Curiel brought her idea to the other builders and together they built out an idea called Prekrate based around her own personal life experience. Prekrate assists underprivileged families with resources to help prepare their children for school with educational material. Curiel hoped the idea would help prevent situations similar to her own growing up.
“When I was growing up, I didn't have a lot of things to prepare myself with, especially in school. Going into kindergarten, I was completely unprepared. I didn't have workbooks or anything to help me out, so it was a big challenge,” she explained.
Hawthorne, who co-founded Nonprofit Hub, witnesses firsthand every day the interest students show in having direct impact through their work. He believes in showing how the nonprofit sector can be a viable career path and offer purpose and skills to further a career.
“As young people are making positive change in all industries, this is an exciting time for positive change in how nonprofits operate as leadership transitions transform the sector,” he explained.
As a mentor for the students, he witnessed Curiel, along with the 11 other students, evolve and grow over the week. Being a local business leader, he noted the importance of programs such as the Future Builders.
“I appreciate Vianka's journey story. Watching her grow from that to then even more just in the course of a few days, she really emerged as a leader of the group, which was astounding to witness. It's awesome when a program can have such an effect on someone,” said Hawthorne. “These students put themselves among an elite group who have raised their hand to learn and to build their social capital, which is so important.”
Curiel returns to high school looking to the future with a new outlook on herself and the world of business. Her high ambitions of someday working in the United Nations appear more attainable than ever.
“This whole entire program helped me out a lot. It made me see that I do have a voice and I can be very confident if I really want to be,” she said.
Sponsors of the program included: Accelerate Nebraska; Ameritas Life Insurance; Assurity Life Insurance; Bill Cintani; Don’t Panic Labs; Foundation for Lincoln Public Schools; Gallup; Lincoln Community Foundation; Lincoln Industries; Lincoln Partnership for Economic Development; Nelnet; Pixel Bakery; Prosper Lincoln; Spreetail; The Jim and Penny Krieger Family Foundation; and the University of Nebraska–Lincoln.

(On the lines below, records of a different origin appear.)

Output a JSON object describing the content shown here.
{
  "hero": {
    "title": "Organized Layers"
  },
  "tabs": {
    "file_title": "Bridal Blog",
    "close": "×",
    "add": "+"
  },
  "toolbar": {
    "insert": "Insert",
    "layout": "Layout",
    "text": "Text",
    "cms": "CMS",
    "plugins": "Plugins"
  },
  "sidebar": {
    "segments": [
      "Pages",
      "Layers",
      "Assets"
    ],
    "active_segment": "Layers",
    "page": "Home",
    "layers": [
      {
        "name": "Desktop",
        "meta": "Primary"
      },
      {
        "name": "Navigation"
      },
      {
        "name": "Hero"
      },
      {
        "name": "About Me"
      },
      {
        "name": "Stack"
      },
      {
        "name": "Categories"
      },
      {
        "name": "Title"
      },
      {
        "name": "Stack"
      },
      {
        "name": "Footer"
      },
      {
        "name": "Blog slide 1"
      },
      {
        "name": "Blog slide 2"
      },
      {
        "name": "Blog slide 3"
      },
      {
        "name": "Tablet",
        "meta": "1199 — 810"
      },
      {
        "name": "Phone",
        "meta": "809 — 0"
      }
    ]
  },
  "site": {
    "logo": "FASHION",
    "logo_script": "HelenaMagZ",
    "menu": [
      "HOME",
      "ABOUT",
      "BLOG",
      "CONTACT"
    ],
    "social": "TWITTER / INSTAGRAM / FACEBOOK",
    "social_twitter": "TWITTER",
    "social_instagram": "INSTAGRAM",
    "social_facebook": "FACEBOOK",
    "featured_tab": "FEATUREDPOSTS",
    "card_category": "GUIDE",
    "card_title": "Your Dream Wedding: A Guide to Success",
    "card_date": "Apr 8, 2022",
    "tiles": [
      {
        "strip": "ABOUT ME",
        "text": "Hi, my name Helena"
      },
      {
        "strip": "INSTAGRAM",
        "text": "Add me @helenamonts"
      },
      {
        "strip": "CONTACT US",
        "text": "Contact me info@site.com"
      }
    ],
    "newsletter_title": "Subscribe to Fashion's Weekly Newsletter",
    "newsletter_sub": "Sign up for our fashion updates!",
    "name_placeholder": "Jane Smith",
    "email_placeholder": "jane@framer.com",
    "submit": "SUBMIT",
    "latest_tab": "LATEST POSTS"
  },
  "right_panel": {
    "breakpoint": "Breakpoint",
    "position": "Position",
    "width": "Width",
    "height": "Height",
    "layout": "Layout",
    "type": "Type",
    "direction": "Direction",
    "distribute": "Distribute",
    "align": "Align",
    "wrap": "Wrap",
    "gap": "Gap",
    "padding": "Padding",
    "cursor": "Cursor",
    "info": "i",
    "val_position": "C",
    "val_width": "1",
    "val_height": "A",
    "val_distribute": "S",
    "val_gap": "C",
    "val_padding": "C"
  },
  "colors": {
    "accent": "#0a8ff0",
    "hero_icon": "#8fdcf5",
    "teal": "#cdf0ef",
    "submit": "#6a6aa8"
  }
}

To learn more about the Clifton Strengths Institute, visit: https://business.unl.edu/strengths